_Problem to solve:_
Once the line with "Enumerate this screenshot's" is reached, output it and every line after it, exactly, through the end of the records below. Pictures are skipped.

_Data shown:_
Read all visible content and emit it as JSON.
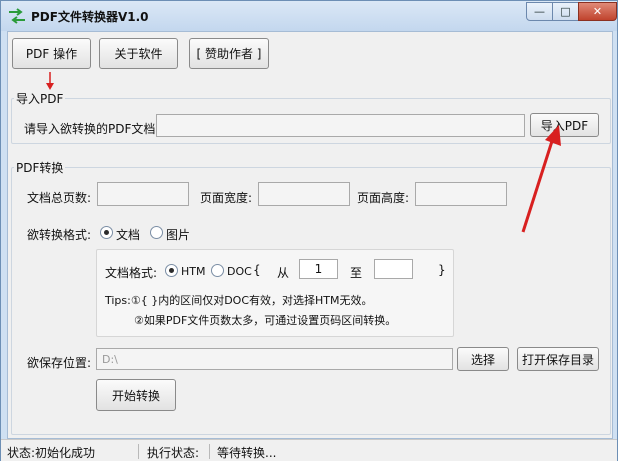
{
  "window": {
    "title": "PDF文件转换器V1.0",
    "min_glyph": "—",
    "max_glyph": "□",
    "close_glyph": "✕"
  },
  "toolbar": {
    "pdf_ops": "PDF 操作",
    "about": "关于软件",
    "sponsor": "[ 赞助作者 ]"
  },
  "import_group": {
    "title": "导入PDF",
    "prompt": "请导入欲转换的PDF文档:",
    "path_value": "",
    "import_button": "导入PDF"
  },
  "convert_group": {
    "title": "PDF转换",
    "total_pages_label": "文档总页数:",
    "page_width_label": "页面宽度:",
    "page_height_label": "页面高度:",
    "format_label": "欲转换格式:",
    "format_options": [
      "文档",
      "图片"
    ],
    "format_selected": "文档",
    "doc_format_label": "文档格式:",
    "doc_options": [
      "HTM",
      "DOC"
    ],
    "doc_selected": "HTM",
    "bracket_open": "{",
    "from_label": "从",
    "from_value": "1",
    "to_label": "至",
    "to_value": "",
    "bracket_close": "}",
    "tip1": "Tips:①{ }内的区间仅对DOC有效，对选择HTM无效。",
    "tip2": "②如果PDF文件页数太多，可通过设置页码区间转换。",
    "save_label": "欲保存位置:",
    "save_path": "D:\\",
    "choose_button": "选择",
    "open_dir_button": "打开保存目录",
    "start_button": "开始转换"
  },
  "status": {
    "state": "状态:初始化成功",
    "exec_label": "执行状态:",
    "exec_value": "等待转换..."
  },
  "colors": {
    "annotation_arrow": "#d82020",
    "window_frame": "#cfe0f2",
    "close_button": "#c0432d"
  }
}
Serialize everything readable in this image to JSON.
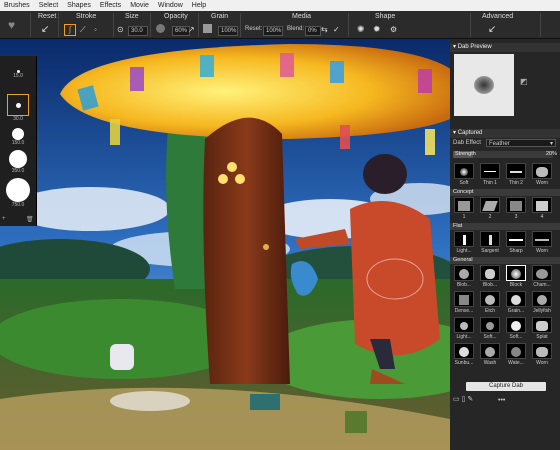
{
  "menu": [
    "Brushes",
    "Select",
    "Shapes",
    "Effects",
    "Movie",
    "Window",
    "Help"
  ],
  "toolbar": {
    "reset": "Reset",
    "stroke": "Stroke",
    "size": "Size",
    "size_value": "30.0",
    "opacity": "Opacity",
    "opacity_value": "60%",
    "grain": "Grain",
    "grain_value": "100%",
    "media": "Media",
    "media_reset_label": "Reset:",
    "media_reset_value": "100%",
    "media_blend_label": "Blend:",
    "media_blend_value": "0%",
    "shape": "Shape",
    "advanced": "Advanced"
  },
  "left_panel": {
    "sizes": [
      "15.0",
      "30.0",
      "150.0",
      "350.0",
      "750.0"
    ]
  },
  "right_panel": {
    "dab_preview_title": "Dab Preview",
    "captured_title": "Captured",
    "dab_effect_label": "Dab Effect",
    "dab_effect_value": "Feather",
    "strength_label": "Strength",
    "strength_value": "20%",
    "row1": [
      "Soft",
      "Thin 1",
      "Thin 2",
      "Worn"
    ],
    "category_concept": "Concept",
    "row2": [
      "1",
      "2",
      "3",
      "4"
    ],
    "category_flat": "Flat",
    "row3": [
      "Light...",
      "Sargent",
      "Sharp",
      "Worn"
    ],
    "category_general": "General",
    "row4": [
      "Blob...",
      "Blob...",
      "Block",
      "Cham..."
    ],
    "row5": [
      "Dense...",
      "Etch",
      "Grain...",
      "Jellyfish"
    ],
    "row6": [
      "Light...",
      "Soft...",
      "Soft...",
      "Splat"
    ],
    "row7": [
      "Sunbu...",
      "Wash",
      "Wate...",
      "Worn"
    ],
    "capture_button": "Capture Dab"
  },
  "colors": {
    "panel_bg": "#262626",
    "toolbar_bg": "#2b2b2b",
    "accent_orange": "#f0a020"
  }
}
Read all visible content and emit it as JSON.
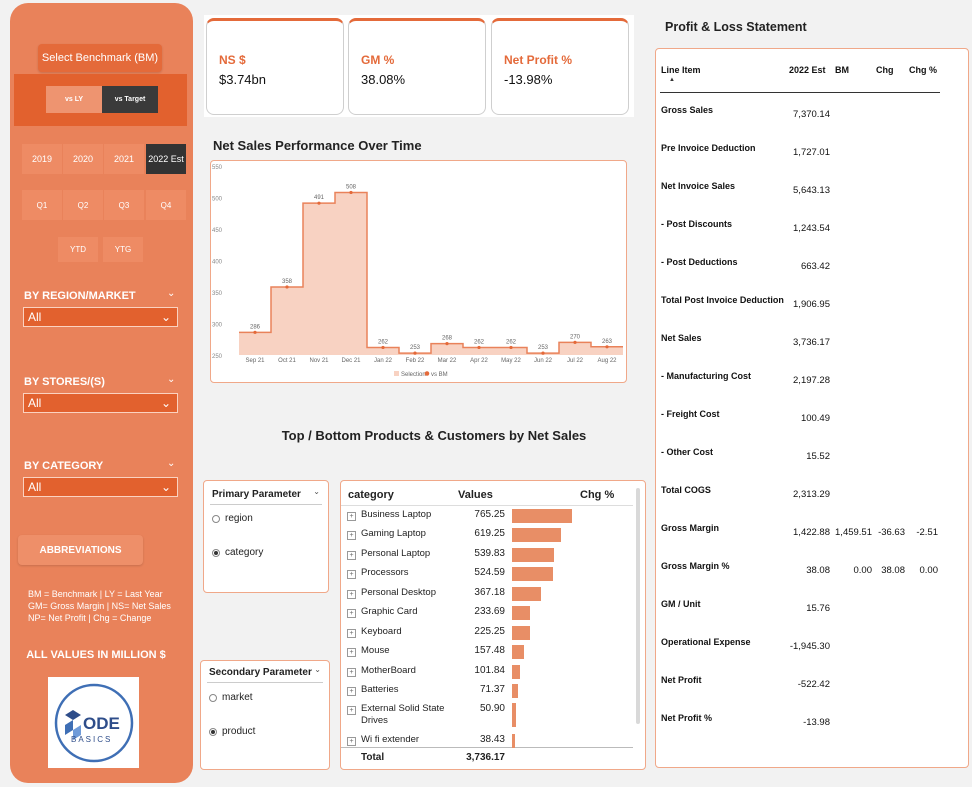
{
  "sidebar": {
    "benchmark_button": "Select Benchmark (BM)",
    "toggles": [
      "vs LY",
      "vs Target"
    ],
    "years": [
      "2019",
      "2020",
      "2021",
      "2022 Est"
    ],
    "quarters": [
      "Q1",
      "Q2",
      "Q3",
      "Q4"
    ],
    "periods": [
      "YTD",
      "YTG"
    ],
    "filters": [
      {
        "label": "BY REGION/MARKET",
        "value": "All"
      },
      {
        "label": "BY STORES/(S)",
        "value": "All"
      },
      {
        "label": "BY CATEGORY",
        "value": "All"
      }
    ],
    "abbreviations_button": "ABBREVIATIONS",
    "abbreviations_lines": [
      "BM = Benchmark | LY = Last Year",
      "GM= Gross Margin | NS= Net Sales",
      "NP= Net Profit | Chg = Change"
    ],
    "all_values_note": "ALL VALUES IN MILLION $",
    "logo_top": "ODE",
    "logo_bottom": "BASICS"
  },
  "kpis": [
    {
      "title": "NS $",
      "value": "$3.74bn"
    },
    {
      "title": "GM %",
      "value": "38.08%"
    },
    {
      "title": "Net Profit %",
      "value": "-13.98%"
    }
  ],
  "chart_title": "Net Sales Performance Over Time",
  "chart_data": {
    "type": "area",
    "x": [
      "Sep 21",
      "Oct 21",
      "Nov 21",
      "Dec 21",
      "Jan 22",
      "Feb 22",
      "Mar 22",
      "Apr 22",
      "May 22",
      "Jun 22",
      "Jul 22",
      "Aug 22"
    ],
    "series": [
      {
        "name": "Selection",
        "values": [
          286,
          358,
          491,
          508,
          262,
          253,
          268,
          262,
          262,
          253,
          270,
          263
        ]
      },
      {
        "name": "vs BM",
        "values": [
          286,
          358,
          491,
          508,
          262,
          253,
          268,
          262,
          262,
          253,
          270,
          263
        ]
      }
    ],
    "yticks": [
      250,
      300,
      350,
      400,
      450,
      500,
      550
    ],
    "ylim": [
      250,
      550
    ],
    "legend": "bottom",
    "colors": {
      "area": "#f8d2c2",
      "line": "#e9825a"
    }
  },
  "section_title": "Top / Bottom Products & Customers by Net Sales",
  "primary_param": {
    "title": "Primary Parameter",
    "options": [
      "region",
      "category"
    ],
    "selected": "category"
  },
  "secondary_param": {
    "title": "Secondary Parameter",
    "options": [
      "market",
      "product"
    ],
    "selected": "product"
  },
  "category_table": {
    "headers": [
      "category",
      "Values",
      "Chg %"
    ],
    "rows": [
      {
        "name": "Business Laptop",
        "value": 765.25
      },
      {
        "name": "Gaming Laptop",
        "value": 619.25
      },
      {
        "name": "Personal Laptop",
        "value": 539.83
      },
      {
        "name": "Processors",
        "value": 524.59
      },
      {
        "name": "Personal Desktop",
        "value": 367.18
      },
      {
        "name": "Graphic Card",
        "value": 233.69
      },
      {
        "name": "Keyboard",
        "value": 225.25
      },
      {
        "name": "Mouse",
        "value": 157.48
      },
      {
        "name": "MotherBoard",
        "value": 101.84
      },
      {
        "name": "Batteries",
        "value": 71.37
      },
      {
        "name": "External Solid State Drives",
        "value": 50.9
      },
      {
        "name": "Wi fi extender",
        "value": 38.43
      }
    ],
    "total_label": "Total",
    "total_value": "3,736.17"
  },
  "pl": {
    "title": "Profit & Loss Statement",
    "headers": [
      "Line Item",
      "2022 Est",
      "BM",
      "Chg",
      "Chg %"
    ],
    "rows": [
      {
        "label": "Gross Sales",
        "est": "7,370.14",
        "bm": "",
        "chg": "",
        "chgp": ""
      },
      {
        "label": "Pre Invoice Deduction",
        "est": "1,727.01",
        "bm": "",
        "chg": "",
        "chgp": ""
      },
      {
        "label": "Net Invoice Sales",
        "est": "5,643.13",
        "bm": "",
        "chg": "",
        "chgp": ""
      },
      {
        "label": "- Post Discounts",
        "est": "1,243.54",
        "bm": "",
        "chg": "",
        "chgp": ""
      },
      {
        "label": "- Post Deductions",
        "est": "663.42",
        "bm": "",
        "chg": "",
        "chgp": ""
      },
      {
        "label": "Total Post Invoice Deduction",
        "est": "1,906.95",
        "bm": "",
        "chg": "",
        "chgp": ""
      },
      {
        "label": "Net Sales",
        "est": "3,736.17",
        "bm": "",
        "chg": "",
        "chgp": ""
      },
      {
        "label": "- Manufacturing Cost",
        "est": "2,197.28",
        "bm": "",
        "chg": "",
        "chgp": ""
      },
      {
        "label": "- Freight Cost",
        "est": "100.49",
        "bm": "",
        "chg": "",
        "chgp": ""
      },
      {
        "label": "- Other Cost",
        "est": "15.52",
        "bm": "",
        "chg": "",
        "chgp": ""
      },
      {
        "label": "Total COGS",
        "est": "2,313.29",
        "bm": "",
        "chg": "",
        "chgp": ""
      },
      {
        "label": "Gross Margin",
        "est": "1,422.88",
        "bm": "1,459.51",
        "chg": "-36.63",
        "chgp": "-2.51"
      },
      {
        "label": "Gross Margin %",
        "est": "38.08",
        "bm": "0.00",
        "chg": "38.08",
        "chgp": "0.00"
      },
      {
        "label": "GM / Unit",
        "est": "15.76",
        "bm": "",
        "chg": "",
        "chgp": ""
      },
      {
        "label": "Operational Expense",
        "est": "-1,945.30",
        "bm": "",
        "chg": "",
        "chgp": ""
      },
      {
        "label": "Net Profit",
        "est": "-522.42",
        "bm": "",
        "chg": "",
        "chgp": ""
      },
      {
        "label": "Net Profit %",
        "est": "-13.98",
        "bm": "",
        "chg": "",
        "chgp": ""
      }
    ]
  }
}
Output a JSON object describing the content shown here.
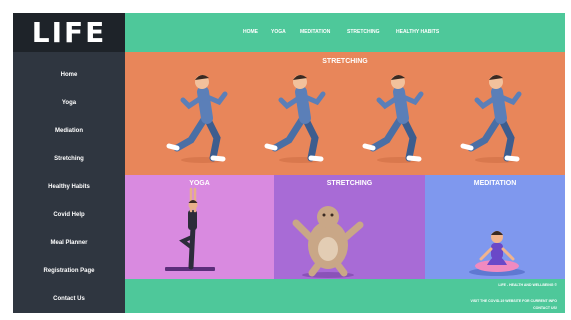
{
  "logo": "LIFE",
  "sidebar": {
    "items": [
      {
        "label": "Home"
      },
      {
        "label": "Yoga"
      },
      {
        "label": "Mediation"
      },
      {
        "label": "Stretching"
      },
      {
        "label": "Healthy Habits"
      },
      {
        "label": "Covid Help"
      },
      {
        "label": "Meal Planner"
      },
      {
        "label": "Registration Page"
      },
      {
        "label": "Contact Us"
      }
    ]
  },
  "topnav": {
    "items": [
      {
        "label": "HOME"
      },
      {
        "label": "YOGA"
      },
      {
        "label": "MEDITATION"
      },
      {
        "label": "STRETCHING"
      },
      {
        "label": "HEALTHY HABITS"
      }
    ]
  },
  "hero": {
    "title": "STRETCHING",
    "text": "",
    "background": "#e8865a"
  },
  "cards": [
    {
      "title": "YOGA",
      "text": "",
      "color": "#d98ae0"
    },
    {
      "title": "STRETCHING",
      "text": "",
      "color": "#a86bd6"
    },
    {
      "title": "MEDITATION",
      "text": "",
      "color": "#7f98ee"
    }
  ],
  "footer": {
    "line1": "LIFE - HEALTH AND WELLBEING ©",
    "line2": "VISIT THE COVID-19 WEBSITE FOR CURRENT INFO",
    "line3": "CONTACT US!"
  },
  "colors": {
    "accent": "#4ec89a",
    "sidebar": "#2f3640",
    "logo_bg": "#1e2329"
  }
}
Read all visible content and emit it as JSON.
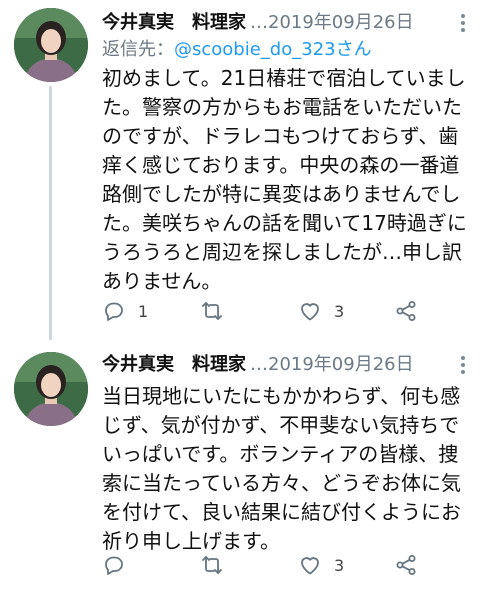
{
  "tweets": [
    {
      "author": "今井真実　料理家",
      "meta": "…2019年09月26日",
      "reply_prefix": "返信先：",
      "reply_handle": "@scoobie_do_323さん",
      "lines": [
        "初めまして。21日椿荘で宿泊していまし",
        "た。警察の方からもお電話をいただいた",
        "のですが、ドラレコもつけておらず、歯",
        "痒く感じております。中央の森の一番道",
        "路側でしたが特に異変はありませんでし",
        "た。美咲ちゃんの話を聞いて17時過ぎに",
        "うろうろと周辺を探しましたが…申し訳",
        "ありません。"
      ],
      "reply_count": "1",
      "retweet_count": "",
      "like_count": "3"
    },
    {
      "author": "今井真実　料理家",
      "meta": "…2019年09月26日",
      "lines": [
        "当日現地にいたにもかかわらず、何も感",
        "じず、気が付かず、不甲斐ない気持ちで",
        "いっぱいです。ボランティアの皆様、捜",
        "索に当たっている方々、どうぞお体に気",
        "を付けて、良い結果に結び付くようにお",
        "祈り申し上げます。"
      ],
      "reply_count": "",
      "retweet_count": "",
      "like_count": "3"
    }
  ],
  "icons": {
    "reply": "reply-icon",
    "retweet": "retweet-icon",
    "like": "heart-icon",
    "share": "share-icon",
    "more": "more-vertical-icon"
  },
  "colors": {
    "text": "#111111",
    "muted": "#6b7a86",
    "link": "#1d9bf0",
    "thread_line": "#cfd6dc"
  }
}
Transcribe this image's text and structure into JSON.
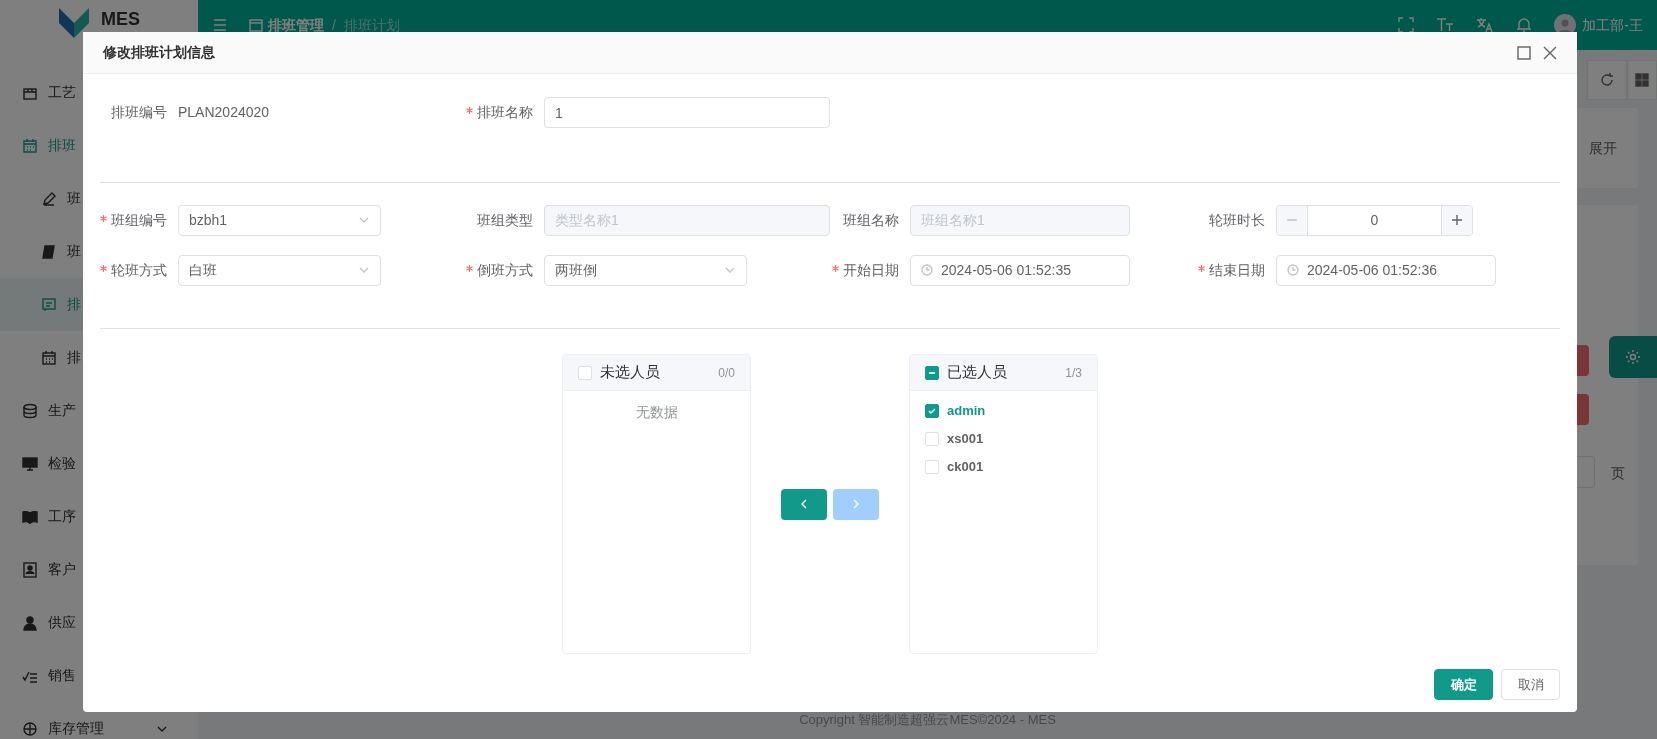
{
  "app": {
    "logo_text": "MES",
    "breadcrumb": [
      "排班管理",
      "排班计划"
    ],
    "breadcrumb_separator": "/",
    "user": "加工部-王",
    "sidebar": [
      {
        "label": "工艺"
      },
      {
        "label": "排班",
        "expanded": true,
        "children": [
          {
            "label": "班",
            "selected": false
          },
          {
            "label": "班",
            "selected": false
          },
          {
            "label": "排",
            "selected": true
          },
          {
            "label": "排",
            "selected": false
          }
        ]
      },
      {
        "label": "生产"
      },
      {
        "label": "检验"
      },
      {
        "label": "工序"
      },
      {
        "label": "客户"
      },
      {
        "label": "供应"
      },
      {
        "label": "销售"
      },
      {
        "label": "库存管理",
        "expanded": false
      }
    ],
    "background_texts": {
      "toggle": "展开",
      "pager_suffix": "页"
    },
    "footer": "Copyright 智能制造超强云MES©2024 - MES"
  },
  "dialog": {
    "title": "修改排班计划信息",
    "rows": [
      [
        {
          "label": "排班编号",
          "kind": "text",
          "value": "PLAN2024020",
          "required": false
        },
        {
          "label": "排班名称",
          "kind": "input",
          "value": "1",
          "required": true
        }
      ],
      [
        {
          "label": "班组编号",
          "kind": "select",
          "value": "bzbh1",
          "required": true
        },
        {
          "label": "班组类型",
          "kind": "input",
          "placeholder": "类型名称1",
          "disabled": true,
          "required": false
        },
        {
          "label": "班组名称",
          "kind": "input",
          "placeholder": "班组名称1",
          "disabled": true,
          "required": false
        },
        {
          "label": "轮班时长",
          "kind": "number",
          "value": "0",
          "required": false
        }
      ],
      [
        {
          "label": "轮班方式",
          "kind": "select",
          "value": "白班",
          "required": true
        },
        {
          "label": "倒班方式",
          "kind": "select",
          "value": "两班倒",
          "required": true
        },
        {
          "label": "开始日期",
          "kind": "datetime",
          "value": "2024-05-06 01:52:35",
          "required": true
        },
        {
          "label": "结束日期",
          "kind": "datetime",
          "value": "2024-05-06 01:52:36",
          "required": true
        }
      ]
    ],
    "transfer": {
      "left": {
        "title": "未选人员",
        "count": "0/0",
        "check_all_checked": false,
        "check_all_indeterminate": false,
        "empty_text": "无数据"
      },
      "right": {
        "title": "已选人员",
        "count": "1/3",
        "check_all_checked": false,
        "check_all_indeterminate": true,
        "items": [
          {
            "label": "admin",
            "checked": true
          },
          {
            "label": "xs001",
            "checked": false
          },
          {
            "label": "ck001",
            "checked": false
          }
        ]
      },
      "buttons": [
        {
          "kind": "move_left",
          "disabled": false
        },
        {
          "kind": "move_right",
          "disabled": true
        }
      ]
    },
    "buttons": [
      {
        "label": "确定",
        "kind": "primary"
      },
      {
        "label": "取消",
        "kind": "default"
      }
    ]
  }
}
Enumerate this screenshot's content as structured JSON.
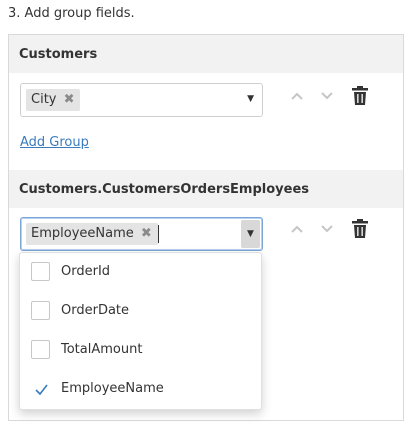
{
  "instruction": "3. Add group fields.",
  "groups": [
    {
      "title": "Customers",
      "tags": [
        "City"
      ],
      "tag_remove_glyph": "✖",
      "add_group_label": "Add Group"
    },
    {
      "title": "Customers.CustomersOrdersEmployees",
      "tags": [
        "EmployeeName"
      ],
      "tag_remove_glyph": "✖"
    }
  ],
  "dropdown": {
    "options": [
      {
        "label": "OrderId",
        "checked": false
      },
      {
        "label": "OrderDate",
        "checked": false
      },
      {
        "label": "TotalAmount",
        "checked": false
      },
      {
        "label": "EmployeeName",
        "checked": true
      }
    ]
  },
  "icons": {
    "up": "chevron-up-icon",
    "down": "chevron-down-icon",
    "delete": "trash-icon",
    "dropdown": "caret-down-icon"
  },
  "colors": {
    "link": "#3a7bbf",
    "header_bg": "#f2f2f2",
    "check": "#3a7bbf"
  }
}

_Exercise solution:_
Enumerate this screenshot's content as structured JSON.
{
  "instruction": "3. Add group fields.",
  "groups": [
    {
      "title": "Customers",
      "tags": [
        "City"
      ],
      "tag_remove_glyph": "✖",
      "add_group_label": "Add Group"
    },
    {
      "title": "Customers.CustomersOrdersEmployees",
      "tags": [
        "EmployeeName"
      ],
      "tag_remove_glyph": "✖"
    }
  ],
  "dropdown": {
    "options": [
      {
        "label": "OrderId",
        "checked": false
      },
      {
        "label": "OrderDate",
        "checked": false
      },
      {
        "label": "TotalAmount",
        "checked": false
      },
      {
        "label": "EmployeeName",
        "checked": true
      }
    ]
  },
  "icons": {
    "up": "chevron-up-icon",
    "down": "chevron-down-icon",
    "delete": "trash-icon",
    "dropdown": "caret-down-icon"
  },
  "colors": {
    "link": "#3a7bbf",
    "header_bg": "#f2f2f2",
    "check": "#3a7bbf"
  }
}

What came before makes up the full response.